No one could believe it. Especially not Noah Hartsock. He missed one open jumpshot from the baseline Wednesday, then another and another.
Finally, during a break in the action he looked like a kid — practicing his form, elbow up, flick the wrist.
The Cougar senior figured it out again soon enough, even as there wasn't exactly a ton of pressure at the Marriott Center to calibrate.
BYU swarmed Weber State, 94-66, in what was supposed to arguably be a matchup of the two best teams in the state.
That was one "supposedly." The other was that Weber State's star guard could really determine the game.
Damian Lillard had a double-double early in the half, but that came as he only had 11 points midway through the second half. The nation's leading scorer finished with 15 points (a little over half his average) along with 10 rebounds.
In other words, not nearly enough.
Instead, the outcome was determined not by WSU's 6-foot-2 guard but rather by the Cougar post players.
Hartsock wound up securing a double-double by halftime, while center Brandon Davies and his backup, continually helpful Nate Austin, were all effective in running the Wildcats back to Ogden.
By the time Austin and Davies put themselves in double-double range, WSU had been coaxed into losing for the 19th time in as many tries in Provo. The Wildcats trailed 47-34 at halftime. They were behind, 22-20, before it grew out of hand.
Sturdier, more competitive practices have begun to fuel a team that junior guard Brock Zylstra says is bent on "being the aggressor" from the very first seconds of the game. BYU shot 50 percent for the game, including 63 percent (making 21 of 33 shots) in the final 20 minutes.
"Effort has been the story line for us as coaches the past two games," BYU coach Dave Rose said, counting last Saturday's blowout of Oregon.
It would be the last time that former star guard Jimmer Fredette would get to see his old teammates at his old arena, where he will one day have his No. 32 jersey retired. He'll head to Sacramento next week to start his career as a professional basketball player.
He sat in his usual NBA-lockout perch, right behind the team bench.
The Cougars gave him a nice going-away performance, and themselves a nice going-forward boost.
Lillard was no Jimmer, as he missed 7-of-12 shots in 31 minutes. So much for that 28.2 points per game average. Fredette had to feel good seeing his old pals protect his honor.
Meanwhile Hartsock, after the slow start, eventually got around to being himself. He led everyone with 19 points and 12 rebounds.
Davies has been slowed down lately, by either foul trouble or shooting woes. But he came through more often when he let the ball left his hand, hitting 5-of-11 shots including some real doozies. And it didn't even matter which hand released the rock.
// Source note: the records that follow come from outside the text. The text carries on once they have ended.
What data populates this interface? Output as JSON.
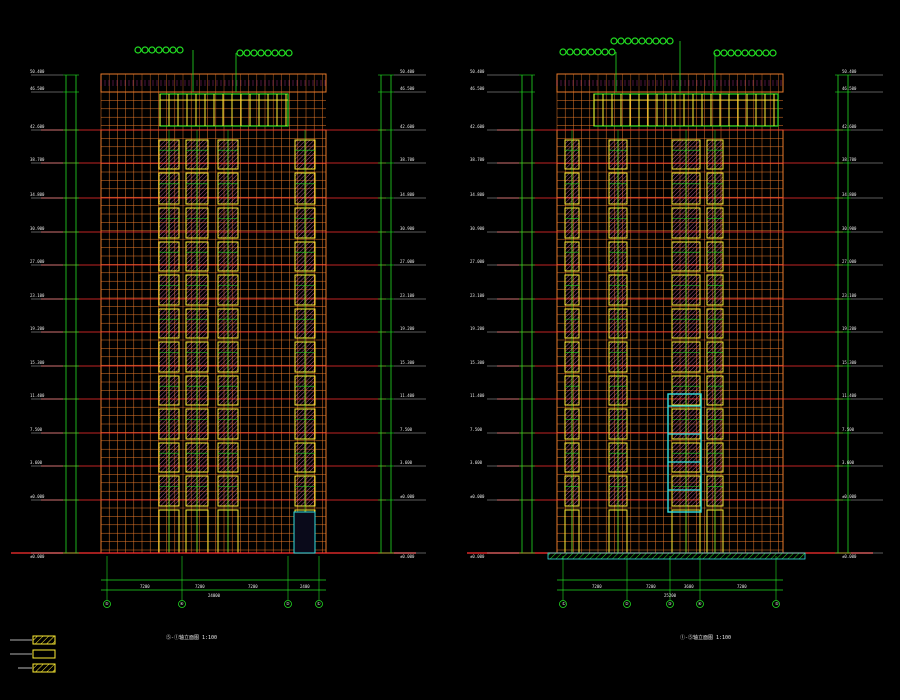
{
  "app": {
    "type": "CAD architectural elevation drawing",
    "background": "#000000"
  },
  "colors": {
    "grid": "#e87a2a",
    "floor_line": "#ff3030",
    "green": "#22dd22",
    "yellow": "#ffee33",
    "cyan": "#33e0e0",
    "white": "#e8e8e8",
    "magenta": "#ff44cc"
  },
  "elevations": {
    "left": {
      "title": "⑤-①轴立面图 1:100",
      "axis_labels": [
        "⑤",
        "④",
        "②",
        "①"
      ],
      "dims_bottom": [
        "7200",
        "7200",
        "7200",
        "2400"
      ],
      "dims_total": "24000"
    },
    "right": {
      "title": "①-⑤轴立面图 1:100",
      "axis_labels": [
        "①",
        "②",
        "③",
        "④",
        "⑤"
      ],
      "dims_bottom": [
        "7200",
        "7200",
        "3600",
        "7200"
      ],
      "dims_total": "25200"
    }
  },
  "levels": [
    "±0.000",
    "3.600",
    "7.500",
    "11.400",
    "15.300",
    "19.200",
    "23.100",
    "27.000",
    "30.900",
    "34.800",
    "38.700",
    "42.600",
    "46.500",
    "50.400"
  ],
  "legend": [
    {
      "name": "legend-hatch-1",
      "label": ""
    },
    {
      "name": "legend-hatch-2",
      "label": ""
    },
    {
      "name": "legend-hatch-3",
      "label": ""
    }
  ]
}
The natural right-hander hit that way from a variety of angles, but he also at one point softly swished a lefty hook.
The junior had 11 points and nine rebounds, while the Cougars also had four players with 15 points apiece.
Austin, a towering freshman with the potential to match, was one of them. He had his third consecutive valuable game (15 points, nine rebounds). It also included another 3-point make.
He made it a 53-36 score from the top of the key for what was BYU's biggest lead briefly, before Charles Abouo (also chipping in 15) added one on the next possession and Hartsock followed with a patented jumper.
Stephen Rogers off the bench made 6-of-10 shots and starting wing player Zylstra also added 15 for the Cougars, who improved to 7-2 with a visit set Saturday to struggling (that's an understatement) Utah on Saturday afternoon.
And don't forget Craig Cusick's eight assists as the backup point guard, as he helped Anson Winder in slowing down Lillard.
"It shows we have a lot of guys who can play," Hartsock said.
Things were going so well, rusty freshman Damarcus Harrison — who airballed a long shot in the first half — stuck in a nice step-back jumper from about 19 feet with five minutes remaining.
Though Harrison is finding out just how tough this level can be, and how good the Cougars are getting.
BYU had a fast-break chance leading 86-54. Harrison appeared to snare a rebound, only a trailing Austin swooped the ball from him accidentally to score another two points for himself by the rim.
"Competition on our team is starting to become a real factor in the minutes that are being played," Rose said. "I think competition is the most healthy thing for improvement."